What is expected> Leave the pictures out. Return all other data exactly.

Data for this task>
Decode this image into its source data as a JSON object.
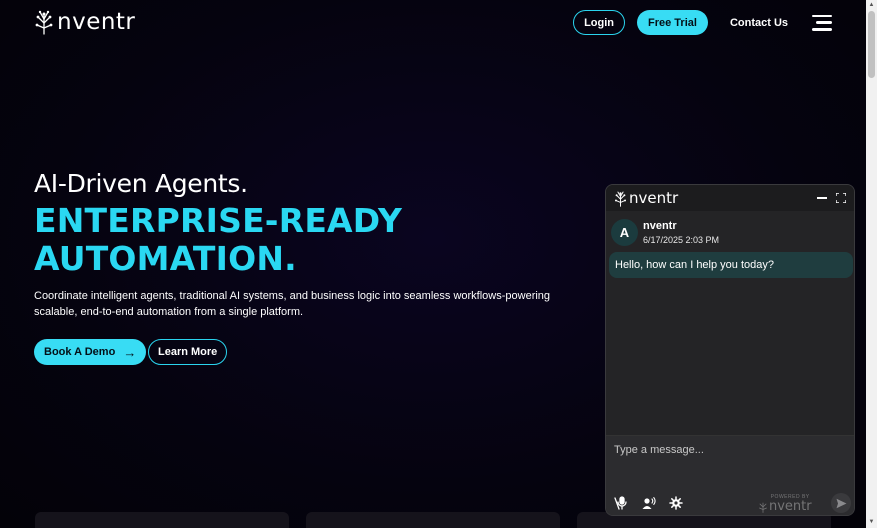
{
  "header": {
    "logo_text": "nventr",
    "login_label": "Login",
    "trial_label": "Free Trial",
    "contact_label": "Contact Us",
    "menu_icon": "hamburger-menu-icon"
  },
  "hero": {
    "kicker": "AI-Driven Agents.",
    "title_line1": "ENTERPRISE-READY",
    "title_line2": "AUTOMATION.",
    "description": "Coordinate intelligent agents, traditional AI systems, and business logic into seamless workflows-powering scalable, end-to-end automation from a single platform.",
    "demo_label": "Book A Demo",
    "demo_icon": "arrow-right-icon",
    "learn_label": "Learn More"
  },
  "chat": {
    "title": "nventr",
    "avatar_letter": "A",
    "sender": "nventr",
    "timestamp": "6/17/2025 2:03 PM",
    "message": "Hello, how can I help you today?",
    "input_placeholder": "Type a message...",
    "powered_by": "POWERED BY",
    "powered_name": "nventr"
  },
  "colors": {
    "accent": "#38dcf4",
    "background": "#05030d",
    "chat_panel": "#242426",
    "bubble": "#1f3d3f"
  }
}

Finished task>
Decode this image into its source data as a JSON object.
{
  "header": {
    "logo_text": "nventr",
    "login_label": "Login",
    "trial_label": "Free Trial",
    "contact_label": "Contact Us",
    "menu_icon": "hamburger-menu-icon"
  },
  "hero": {
    "kicker": "AI-Driven Agents.",
    "title_line1": "ENTERPRISE-READY",
    "title_line2": "AUTOMATION.",
    "description": "Coordinate intelligent agents, traditional AI systems, and business logic into seamless workflows-powering scalable, end-to-end automation from a single platform.",
    "demo_label": "Book A Demo",
    "demo_icon": "arrow-right-icon",
    "learn_label": "Learn More"
  },
  "chat": {
    "title": "nventr",
    "avatar_letter": "A",
    "sender": "nventr",
    "timestamp": "6/17/2025 2:03 PM",
    "message": "Hello, how can I help you today?",
    "input_placeholder": "Type a message...",
    "powered_by": "POWERED BY",
    "powered_name": "nventr"
  },
  "colors": {
    "accent": "#38dcf4",
    "background": "#05030d",
    "chat_panel": "#242426",
    "bubble": "#1f3d3f"
  }
}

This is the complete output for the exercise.